YOUR ASSIGNMENT >> Everything in the entries except the pictures should be repeated exactly.

ENTRIES PROVIDED >>
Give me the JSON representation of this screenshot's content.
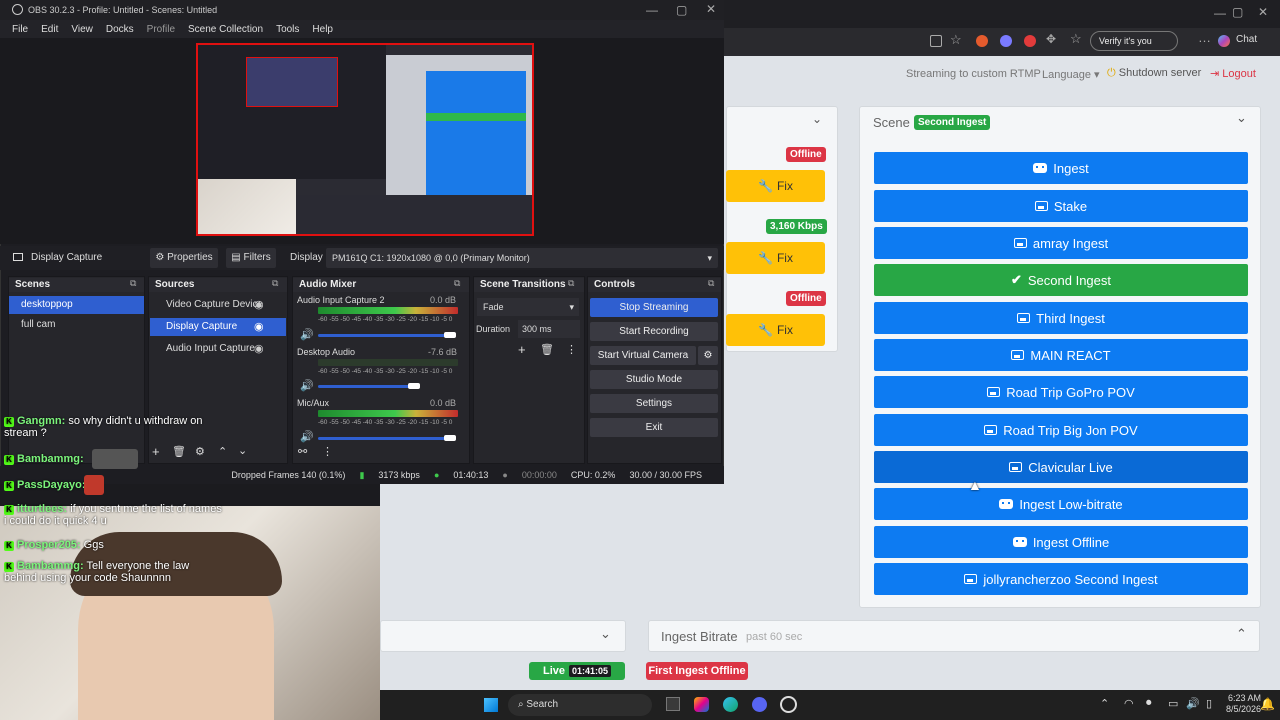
{
  "browser": {
    "toolbar": {
      "verify_label": "Verify it's you",
      "chat_label": "Chat"
    },
    "header": {
      "streaming_text": "Streaming to custom RTMP",
      "language_label": "Language",
      "shutdown_label": "Shutdown server",
      "logout_label": "Logout"
    },
    "ingests": {
      "badges": [
        "Offline",
        "3,160 Kbps",
        "Offline"
      ],
      "fix_label": "Fix"
    },
    "scene": {
      "label": "Scene",
      "current_badge": "Second Ingest",
      "buttons": [
        {
          "label": "Ingest",
          "icon": "robot-icon"
        },
        {
          "label": "Stake",
          "icon": "image-icon"
        },
        {
          "label": "amray Ingest",
          "icon": "image-icon"
        },
        {
          "label": "Second Ingest",
          "icon": "check-icon"
        },
        {
          "label": "Third Ingest",
          "icon": "image-icon"
        },
        {
          "label": "MAIN REACT",
          "icon": "image-icon"
        },
        {
          "label": "Road Trip GoPro POV",
          "icon": "image-icon"
        },
        {
          "label": "Road Trip Big Jon POV",
          "icon": "image-icon"
        },
        {
          "label": "Clavicular Live",
          "icon": "image-icon"
        },
        {
          "label": "Ingest Low-bitrate",
          "icon": "robot-icon"
        },
        {
          "label": "Ingest Offline",
          "icon": "robot-icon"
        },
        {
          "label": "jollyrancherzoo Second Ingest",
          "icon": "image-icon"
        }
      ]
    },
    "bitrate": {
      "title": "Ingest Bitrate",
      "subtitle": "past 60 sec"
    },
    "footer": {
      "live_label": "Live",
      "live_time": "01:41:05",
      "alert": "First Ingest Offline"
    }
  },
  "obs": {
    "title": "OBS 30.2.3 - Profile: Untitled - Scenes: Untitled",
    "menu": [
      "File",
      "Edit",
      "View",
      "Docks",
      "Profile",
      "Scene Collection",
      "Tools",
      "Help"
    ],
    "source_bar": {
      "name": "Display Capture",
      "properties": "Properties",
      "filters": "Filters",
      "display_label": "Display",
      "display_value": "PM161Q C1: 1920x1080 @ 0,0 (Primary Monitor)"
    },
    "scenes": {
      "title": "Scenes",
      "items": [
        "desktoppop",
        "full cam"
      ]
    },
    "sources": {
      "title": "Sources",
      "items": [
        "Video Capture Device",
        "Display Capture",
        "Audio Input Capture"
      ]
    },
    "mixer": {
      "title": "Audio Mixer",
      "channels": [
        {
          "name": "Audio Input Capture 2",
          "db": "0.0 dB"
        },
        {
          "name": "Desktop Audio",
          "db": "-7.6 dB"
        },
        {
          "name": "Mic/Aux",
          "db": "0.0 dB"
        }
      ],
      "scale": "-60 -55 -50 -45 -40 -35 -30 -25 -20 -15 -10 -5 0"
    },
    "transitions": {
      "title": "Scene Transitions",
      "type": "Fade",
      "duration_label": "Duration",
      "duration_value": "300 ms"
    },
    "controls": {
      "title": "Controls",
      "buttons": [
        "Stop Streaming",
        "Start Recording",
        "Start Virtual Camera",
        "Studio Mode",
        "Settings",
        "Exit"
      ]
    },
    "status": {
      "dropped": "Dropped Frames 140 (0.1%)",
      "kbps": "3173 kbps",
      "stream_time": "01:40:13",
      "rec_time": "00:00:00",
      "cpu": "CPU: 0.2%",
      "fps": "30.00 / 30.00 FPS"
    }
  },
  "chat": [
    {
      "user": "Gangmn:",
      "msg": "so why didn't u withdraw on stream ?"
    },
    {
      "user": "Bambammg:",
      "msg": ""
    },
    {
      "user": "PassDayayo:",
      "msg": ""
    },
    {
      "user": "itturtlees:",
      "msg": "if you sent me the list of names i could do it quick 4 u"
    },
    {
      "user": "Prosper205:",
      "msg": "Ggs"
    },
    {
      "user": "Bambammg:",
      "msg": "Tell everyone the law behind using your code Shaunnnn"
    }
  ],
  "taskbar": {
    "search_label": "Search",
    "time": "6:23 AM",
    "date": "8/5/2026"
  }
}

YOUR RESPONSE >>
Give me the JSON representation of this screenshot's content.
{
  "browser": {
    "toolbar": {
      "verify_label": "Verify it's you",
      "chat_label": "Chat"
    },
    "header": {
      "streaming_text": "Streaming to custom RTMP",
      "language_label": "Language",
      "shutdown_label": "Shutdown server",
      "logout_label": "Logout"
    },
    "ingests": {
      "badges": [
        "Offline",
        "3,160 Kbps",
        "Offline"
      ],
      "fix_label": "Fix"
    },
    "scene": {
      "label": "Scene",
      "current_badge": "Second Ingest",
      "buttons": [
        {
          "label": "Ingest",
          "icon": "robot-icon"
        },
        {
          "label": "Stake",
          "icon": "image-icon"
        },
        {
          "label": "amray Ingest",
          "icon": "image-icon"
        },
        {
          "label": "Second Ingest",
          "icon": "check-icon"
        },
        {
          "label": "Third Ingest",
          "icon": "image-icon"
        },
        {
          "label": "MAIN REACT",
          "icon": "image-icon"
        },
        {
          "label": "Road Trip GoPro POV",
          "icon": "image-icon"
        },
        {
          "label": "Road Trip Big Jon POV",
          "icon": "image-icon"
        },
        {
          "label": "Clavicular Live",
          "icon": "image-icon"
        },
        {
          "label": "Ingest Low-bitrate",
          "icon": "robot-icon"
        },
        {
          "label": "Ingest Offline",
          "icon": "robot-icon"
        },
        {
          "label": "jollyrancherzoo Second Ingest",
          "icon": "image-icon"
        }
      ]
    },
    "bitrate": {
      "title": "Ingest Bitrate",
      "subtitle": "past 60 sec"
    },
    "footer": {
      "live_label": "Live",
      "live_time": "01:41:05",
      "alert": "First Ingest Offline"
    }
  },
  "obs": {
    "title": "OBS 30.2.3 - Profile: Untitled - Scenes: Untitled",
    "menu": [
      "File",
      "Edit",
      "View",
      "Docks",
      "Profile",
      "Scene Collection",
      "Tools",
      "Help"
    ],
    "source_bar": {
      "name": "Display Capture",
      "properties": "Properties",
      "filters": "Filters",
      "display_label": "Display",
      "display_value": "PM161Q C1: 1920x1080 @ 0,0 (Primary Monitor)"
    },
    "scenes": {
      "title": "Scenes",
      "items": [
        "desktoppop",
        "full cam"
      ]
    },
    "sources": {
      "title": "Sources",
      "items": [
        "Video Capture Device",
        "Display Capture",
        "Audio Input Capture"
      ]
    },
    "mixer": {
      "title": "Audio Mixer",
      "channels": [
        {
          "name": "Audio Input Capture 2",
          "db": "0.0 dB"
        },
        {
          "name": "Desktop Audio",
          "db": "-7.6 dB"
        },
        {
          "name": "Mic/Aux",
          "db": "0.0 dB"
        }
      ],
      "scale": "-60 -55 -50 -45 -40 -35 -30 -25 -20 -15 -10 -5 0"
    },
    "transitions": {
      "title": "Scene Transitions",
      "type": "Fade",
      "duration_label": "Duration",
      "duration_value": "300 ms"
    },
    "controls": {
      "title": "Controls",
      "buttons": [
        "Stop Streaming",
        "Start Recording",
        "Start Virtual Camera",
        "Studio Mode",
        "Settings",
        "Exit"
      ]
    },
    "status": {
      "dropped": "Dropped Frames 140 (0.1%)",
      "kbps": "3173 kbps",
      "stream_time": "01:40:13",
      "rec_time": "00:00:00",
      "cpu": "CPU: 0.2%",
      "fps": "30.00 / 30.00 FPS"
    }
  },
  "chat": [
    {
      "user": "Gangmn:",
      "msg": "so why didn't u withdraw on stream ?"
    },
    {
      "user": "Bambammg:",
      "msg": ""
    },
    {
      "user": "PassDayayo:",
      "msg": ""
    },
    {
      "user": "itturtlees:",
      "msg": "if you sent me the list of names i could do it quick 4 u"
    },
    {
      "user": "Prosper205:",
      "msg": "Ggs"
    },
    {
      "user": "Bambammg:",
      "msg": "Tell everyone the law behind using your code Shaunnnn"
    }
  ],
  "taskbar": {
    "search_label": "Search",
    "time": "6:23 AM",
    "date": "8/5/2026"
  }
}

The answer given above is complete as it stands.